I’m sure this sort of fractured, non-committal anti-narrative structure frustrates a lot of viewers. It might have frustrated me were the film not such a pleasure to watch and listen to (when I have the fortitude for it). Its consistently razor thin depth of focus exaggerates shadows and heightens the uneasy sense that something horrible is always present, just out of view. The film is drenched in sumptuous blues and reds, an expressionistic choice that evokes the continental horror masters of the 1970s (Suspiria is a spiritual cousin, visually). The production design feels legitimately unclean – it’s easy to imagine dried shit and caked blood lining half the surfaces in this film.

And finally, the music. It is largely built from melodic electronics, consistent with current expectations of horror scores. However, the melodics degenerate into barely readable thrums the further we descend – by the time we are deep within Arda’s subconscious, the only music we hear is in essence a heartbeat. Imagine what you hear when you sleep.
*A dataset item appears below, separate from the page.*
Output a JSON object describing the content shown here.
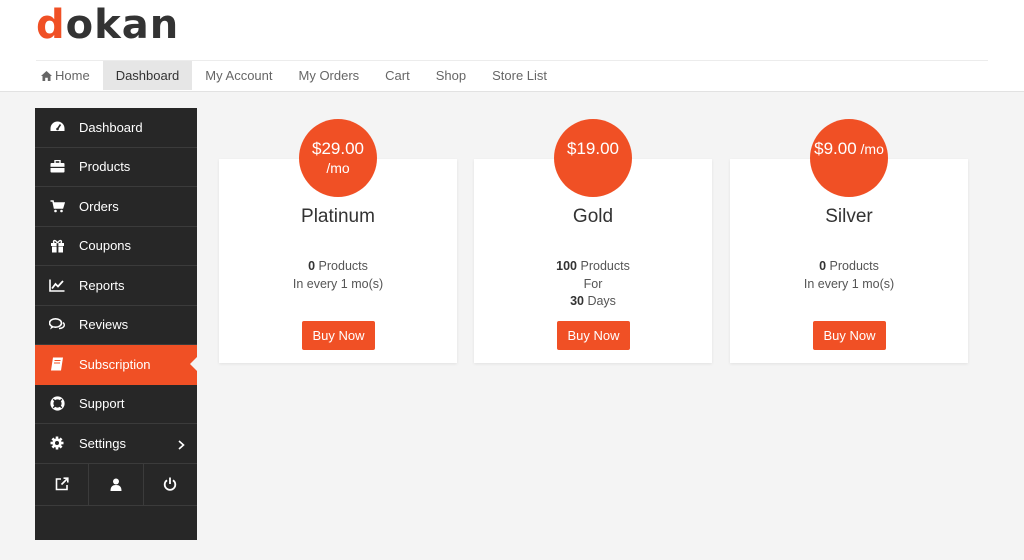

One music choice perplexed me, however: the extended hell sequence includes a lengthy quote of one of the more haunting cues from Cannibal Holocaust, a hateful film with remarkable music. This passage certainly emphasize the savagery of the demons’ weird cannibalistic orgies, but feels out of place thematically and knocks any knowledgeable horror fan straight out of the film: The last thing you want to do, as an editor, is remind a viewer too much of a different work if the resonance is distracting.

Baskin isn’t for many. I’m not sure it’s really for me. But, it deals with challenging ideas and is a genuinely horrific experience. I can’t ask much more from a successful horror film.

  • This is a quality horror film. It does dance just at the edge of not making any sense, but it’s a good time. And the Father… Jesus, that guy is distinctive.

    • I was amazed that he wasn’t a prosthetic creation. He is incredible, physically, and the film makes such good use of him.

      • Absolutely. Just incredible. I saw it as Fantastic Fest two years ago, and the Director was there, and he said they discovered that guy just working as a parking lot attendant.

  • It’s been a few years but I remember being particularly confused by the key imagery, to the point of wondering if there’s some cultural context I was missing. I may need to revisit it.

    • I’d like to read some thoughts on it from Turkish writers.